Der Adler

Illustration from the German wartime magazine Der Adler, showing one of the daring rescues carried out by the Wüstennotstaffel.

The Wüstennotstaffel fulfilled a variety of vital functions on behalf of the German army and air force in the desert war, and this two-part article provides a thorough overview of the unit’s history and personnel. Many of its fascinating missions are detailed, and several previously unpublished first-hand accounts and photos are featured.

The first part was very well received, and Part Two continues where it left off in May 1942. Featured stories include the Wüstennotstaffel‘s role in the British capture of General der Panzertruppe Ludwig Crüwell during the Battle of Gazala, and the dramatic escape by a Wüstennotstaffel pilot and German doctor from the feared and renowned British Long Range Desert Group and Special Air Service. Perhaps the most surprising story is that of a nocturnal sabotage mission undertaken by the Wüstennotstaffel.

Fully illustrated with many maps and photographs, as well as two colour profiles of Fieseler Storch aircraft operated by the unit, Part Two of the Wüstennotstaffel story is a must for aviation history and Luftwaffe fans, and also for those with an interest in the desert war.
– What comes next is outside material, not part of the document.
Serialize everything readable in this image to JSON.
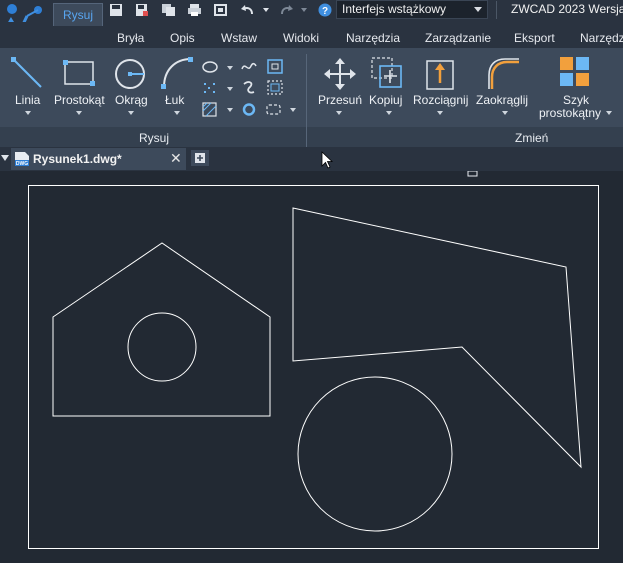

The unit’s eventful experiences in the desert from mid-1942 to the conclusion of the Tunisian campaign on 13 May 1943 are told via first-hand accounts from both German and British pilots and soldiers.